- Raw juice made with a centrifugal juicer should be consumed immediately because the process generates a lot of heat and oxidation, which leads to rapid enzyme depletion.
- Cold-pressed juicing involves a gentle grind and firm press that limits heat and oxidation, allowing the juice to maintain its enzymes for up to three days after pressing.
Can Juicy Leaf bottles be reused?
- We are able to sanitize and reuse the glass shot bottles; however, we cannot properly sanitize and reuse the plastic ones. We encourage you to recycle the plastic bottles and either reuse the glass ones or thoroughly rinse and return them to us.
Can I freeze the juice?
- You can freeze the juice, but you must pour out an ounce or two first to allow for expansion.
How much produce is in a juice?
- Several servings
Is there added sugar or water to the juices?
- Nothing added just extracted fruit and veg juice. Except ginger buzz which is an infused water with local honey. Cacao milk has water and maple syrup.
- Juices can be diluted.
How many servings in a juice?
- 12 oz juices, 1-2 serving but can be consumed at any rate. The shots are two servings.
How many calories in a juice?
- 100-220 calories. The veggie juices like VO & Kzoo have less. Sweeter juices have more.
What are the benefits of juice?
- Several servings of fruit & veg nutrition effortlessly absorbed without energy taxing digestion.
- Easy way to incorporate more fruits and veg in diet than eating produce alone.

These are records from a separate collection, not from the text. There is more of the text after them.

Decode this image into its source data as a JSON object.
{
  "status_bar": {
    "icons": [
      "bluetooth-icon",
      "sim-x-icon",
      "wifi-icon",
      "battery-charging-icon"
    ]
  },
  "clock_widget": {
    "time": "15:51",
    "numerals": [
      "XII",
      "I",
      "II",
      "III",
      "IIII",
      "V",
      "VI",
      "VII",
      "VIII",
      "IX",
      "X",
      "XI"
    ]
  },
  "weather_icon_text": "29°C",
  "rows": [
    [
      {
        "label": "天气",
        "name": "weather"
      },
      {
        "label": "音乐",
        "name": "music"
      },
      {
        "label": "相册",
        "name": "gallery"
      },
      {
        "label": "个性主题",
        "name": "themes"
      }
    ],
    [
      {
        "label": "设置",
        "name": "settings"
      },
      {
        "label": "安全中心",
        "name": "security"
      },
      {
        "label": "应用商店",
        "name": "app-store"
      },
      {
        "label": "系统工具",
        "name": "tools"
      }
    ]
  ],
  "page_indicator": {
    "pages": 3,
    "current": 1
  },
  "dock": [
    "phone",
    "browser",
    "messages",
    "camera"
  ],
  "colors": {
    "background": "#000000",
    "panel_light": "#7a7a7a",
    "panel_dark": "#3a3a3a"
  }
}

- Boosts immunity and energy. Alkalizing, chronic illness prevention, helps aid in weight loss, clear skin, healthy hair.